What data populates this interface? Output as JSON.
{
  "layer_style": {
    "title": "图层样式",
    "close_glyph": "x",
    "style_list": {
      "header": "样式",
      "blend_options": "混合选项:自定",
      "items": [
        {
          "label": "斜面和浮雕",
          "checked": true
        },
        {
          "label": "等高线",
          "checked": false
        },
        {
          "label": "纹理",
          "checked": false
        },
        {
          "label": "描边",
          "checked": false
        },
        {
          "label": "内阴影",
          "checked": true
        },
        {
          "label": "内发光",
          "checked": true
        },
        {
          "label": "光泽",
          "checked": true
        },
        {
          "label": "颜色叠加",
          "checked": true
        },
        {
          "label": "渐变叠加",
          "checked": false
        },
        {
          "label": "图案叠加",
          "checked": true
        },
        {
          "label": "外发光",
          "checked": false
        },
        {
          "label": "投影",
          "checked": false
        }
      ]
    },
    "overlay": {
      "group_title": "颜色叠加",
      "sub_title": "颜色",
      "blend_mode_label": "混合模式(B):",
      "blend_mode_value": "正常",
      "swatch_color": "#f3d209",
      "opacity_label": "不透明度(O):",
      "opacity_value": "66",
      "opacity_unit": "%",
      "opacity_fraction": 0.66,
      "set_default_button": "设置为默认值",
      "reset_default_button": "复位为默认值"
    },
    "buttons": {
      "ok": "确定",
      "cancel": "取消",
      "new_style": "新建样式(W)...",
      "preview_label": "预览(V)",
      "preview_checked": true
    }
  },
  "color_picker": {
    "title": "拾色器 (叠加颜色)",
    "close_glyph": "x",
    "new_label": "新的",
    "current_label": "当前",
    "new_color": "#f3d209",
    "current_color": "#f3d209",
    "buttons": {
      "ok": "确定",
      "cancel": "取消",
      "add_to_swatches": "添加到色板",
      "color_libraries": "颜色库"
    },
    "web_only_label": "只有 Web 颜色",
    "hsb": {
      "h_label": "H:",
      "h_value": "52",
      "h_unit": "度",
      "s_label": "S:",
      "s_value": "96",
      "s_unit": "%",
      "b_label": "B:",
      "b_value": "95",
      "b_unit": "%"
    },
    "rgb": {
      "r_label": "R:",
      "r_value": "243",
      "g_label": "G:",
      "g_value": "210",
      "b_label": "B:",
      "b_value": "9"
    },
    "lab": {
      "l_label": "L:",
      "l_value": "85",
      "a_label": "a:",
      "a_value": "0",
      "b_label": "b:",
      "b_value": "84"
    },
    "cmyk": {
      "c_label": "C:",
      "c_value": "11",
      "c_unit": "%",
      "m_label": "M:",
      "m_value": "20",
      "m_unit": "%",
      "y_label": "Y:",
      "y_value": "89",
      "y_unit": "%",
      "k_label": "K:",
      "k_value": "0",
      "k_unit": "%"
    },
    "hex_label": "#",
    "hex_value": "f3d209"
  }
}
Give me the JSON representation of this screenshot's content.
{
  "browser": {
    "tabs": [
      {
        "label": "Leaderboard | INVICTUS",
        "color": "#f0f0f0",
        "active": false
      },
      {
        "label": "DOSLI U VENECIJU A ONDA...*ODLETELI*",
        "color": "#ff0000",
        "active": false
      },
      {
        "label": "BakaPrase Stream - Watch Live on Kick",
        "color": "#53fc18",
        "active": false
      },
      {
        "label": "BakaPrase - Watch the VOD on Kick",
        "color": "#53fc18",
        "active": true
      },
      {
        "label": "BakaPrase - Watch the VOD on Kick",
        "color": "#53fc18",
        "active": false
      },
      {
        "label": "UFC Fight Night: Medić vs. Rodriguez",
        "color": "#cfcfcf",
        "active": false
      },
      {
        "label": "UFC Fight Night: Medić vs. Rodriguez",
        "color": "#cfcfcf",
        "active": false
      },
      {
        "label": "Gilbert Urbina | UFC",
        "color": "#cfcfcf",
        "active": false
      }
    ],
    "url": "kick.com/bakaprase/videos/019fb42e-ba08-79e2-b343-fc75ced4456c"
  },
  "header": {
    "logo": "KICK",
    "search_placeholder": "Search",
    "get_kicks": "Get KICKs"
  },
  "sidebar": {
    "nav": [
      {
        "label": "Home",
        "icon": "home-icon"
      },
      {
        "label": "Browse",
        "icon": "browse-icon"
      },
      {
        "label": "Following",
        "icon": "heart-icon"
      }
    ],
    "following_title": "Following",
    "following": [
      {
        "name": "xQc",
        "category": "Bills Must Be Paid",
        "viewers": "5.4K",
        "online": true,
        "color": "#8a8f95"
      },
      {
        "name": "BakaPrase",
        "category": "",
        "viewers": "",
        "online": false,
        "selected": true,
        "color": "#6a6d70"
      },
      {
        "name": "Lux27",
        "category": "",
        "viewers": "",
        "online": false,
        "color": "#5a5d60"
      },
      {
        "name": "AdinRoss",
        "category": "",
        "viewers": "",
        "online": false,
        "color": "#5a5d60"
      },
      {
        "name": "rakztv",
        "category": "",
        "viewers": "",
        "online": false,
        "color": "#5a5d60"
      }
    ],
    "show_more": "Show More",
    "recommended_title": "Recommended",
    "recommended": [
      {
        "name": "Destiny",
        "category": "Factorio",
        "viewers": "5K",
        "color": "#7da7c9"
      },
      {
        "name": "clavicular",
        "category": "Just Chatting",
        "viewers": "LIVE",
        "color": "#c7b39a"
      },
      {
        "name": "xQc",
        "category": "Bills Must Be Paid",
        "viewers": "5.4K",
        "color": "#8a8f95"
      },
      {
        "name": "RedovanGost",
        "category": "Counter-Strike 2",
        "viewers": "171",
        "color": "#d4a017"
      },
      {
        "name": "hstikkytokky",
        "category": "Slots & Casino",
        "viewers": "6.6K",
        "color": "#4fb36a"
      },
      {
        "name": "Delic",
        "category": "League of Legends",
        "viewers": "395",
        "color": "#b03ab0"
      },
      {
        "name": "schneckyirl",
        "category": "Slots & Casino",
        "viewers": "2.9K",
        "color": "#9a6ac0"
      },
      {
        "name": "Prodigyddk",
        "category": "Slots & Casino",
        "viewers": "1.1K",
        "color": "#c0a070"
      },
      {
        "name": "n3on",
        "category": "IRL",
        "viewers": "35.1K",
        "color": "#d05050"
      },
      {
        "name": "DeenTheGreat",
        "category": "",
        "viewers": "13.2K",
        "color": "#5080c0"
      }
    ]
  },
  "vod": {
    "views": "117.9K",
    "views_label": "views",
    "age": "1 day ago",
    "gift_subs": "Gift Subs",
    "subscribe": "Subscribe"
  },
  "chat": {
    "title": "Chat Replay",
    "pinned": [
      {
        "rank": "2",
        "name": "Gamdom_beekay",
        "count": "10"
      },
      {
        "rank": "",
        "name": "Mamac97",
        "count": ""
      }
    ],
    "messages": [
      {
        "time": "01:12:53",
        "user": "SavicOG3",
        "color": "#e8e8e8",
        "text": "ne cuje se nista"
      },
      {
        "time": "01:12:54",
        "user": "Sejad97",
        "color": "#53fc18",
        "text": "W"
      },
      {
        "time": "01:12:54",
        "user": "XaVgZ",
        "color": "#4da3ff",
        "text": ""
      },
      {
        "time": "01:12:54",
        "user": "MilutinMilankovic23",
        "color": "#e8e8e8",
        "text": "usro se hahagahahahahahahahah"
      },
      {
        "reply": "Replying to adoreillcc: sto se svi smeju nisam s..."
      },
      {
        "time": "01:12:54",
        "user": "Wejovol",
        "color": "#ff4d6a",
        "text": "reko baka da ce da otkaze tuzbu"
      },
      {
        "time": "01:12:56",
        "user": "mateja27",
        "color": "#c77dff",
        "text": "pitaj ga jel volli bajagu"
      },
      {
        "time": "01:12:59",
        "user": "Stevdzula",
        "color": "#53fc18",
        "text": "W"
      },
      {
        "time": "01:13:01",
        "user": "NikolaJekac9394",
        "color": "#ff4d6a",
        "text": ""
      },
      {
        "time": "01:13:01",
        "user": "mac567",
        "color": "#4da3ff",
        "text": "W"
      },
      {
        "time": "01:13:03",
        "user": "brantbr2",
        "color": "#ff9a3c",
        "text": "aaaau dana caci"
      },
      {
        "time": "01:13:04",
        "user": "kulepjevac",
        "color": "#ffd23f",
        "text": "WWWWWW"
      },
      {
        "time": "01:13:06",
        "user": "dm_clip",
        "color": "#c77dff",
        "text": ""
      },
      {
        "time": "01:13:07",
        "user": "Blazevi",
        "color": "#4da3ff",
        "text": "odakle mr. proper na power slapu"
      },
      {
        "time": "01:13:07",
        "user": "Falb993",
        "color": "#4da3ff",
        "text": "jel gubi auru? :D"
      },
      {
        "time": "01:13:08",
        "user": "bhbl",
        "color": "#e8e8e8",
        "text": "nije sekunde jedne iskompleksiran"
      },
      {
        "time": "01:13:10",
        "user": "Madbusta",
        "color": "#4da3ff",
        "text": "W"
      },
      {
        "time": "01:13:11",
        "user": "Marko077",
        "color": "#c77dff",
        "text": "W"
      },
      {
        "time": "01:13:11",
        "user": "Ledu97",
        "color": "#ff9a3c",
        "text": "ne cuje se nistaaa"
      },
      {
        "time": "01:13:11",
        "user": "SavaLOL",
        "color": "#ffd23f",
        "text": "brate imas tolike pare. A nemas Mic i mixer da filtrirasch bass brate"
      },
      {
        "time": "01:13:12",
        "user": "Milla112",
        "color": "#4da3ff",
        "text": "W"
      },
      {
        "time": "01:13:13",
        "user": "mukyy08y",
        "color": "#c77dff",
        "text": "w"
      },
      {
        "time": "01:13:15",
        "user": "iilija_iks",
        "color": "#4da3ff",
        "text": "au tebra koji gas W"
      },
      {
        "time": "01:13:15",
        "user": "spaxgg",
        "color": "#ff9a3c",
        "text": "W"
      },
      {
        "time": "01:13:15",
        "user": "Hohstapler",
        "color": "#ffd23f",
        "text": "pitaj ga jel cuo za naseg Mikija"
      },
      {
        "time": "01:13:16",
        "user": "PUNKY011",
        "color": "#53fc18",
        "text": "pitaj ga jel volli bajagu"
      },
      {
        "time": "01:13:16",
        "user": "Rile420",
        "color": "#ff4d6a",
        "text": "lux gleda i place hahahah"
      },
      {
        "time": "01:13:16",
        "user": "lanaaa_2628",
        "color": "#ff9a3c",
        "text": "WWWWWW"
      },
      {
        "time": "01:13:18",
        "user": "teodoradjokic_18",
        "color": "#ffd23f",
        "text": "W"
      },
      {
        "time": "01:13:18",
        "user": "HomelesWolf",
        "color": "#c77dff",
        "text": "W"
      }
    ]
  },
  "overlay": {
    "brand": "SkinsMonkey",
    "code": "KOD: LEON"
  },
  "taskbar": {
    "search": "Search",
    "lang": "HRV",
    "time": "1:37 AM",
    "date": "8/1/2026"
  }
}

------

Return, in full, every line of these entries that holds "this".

§ **EXERCISE ANSWER**:
What data populates this interface? Output as JSON.
Give me the JSON representation of this screenshot's content.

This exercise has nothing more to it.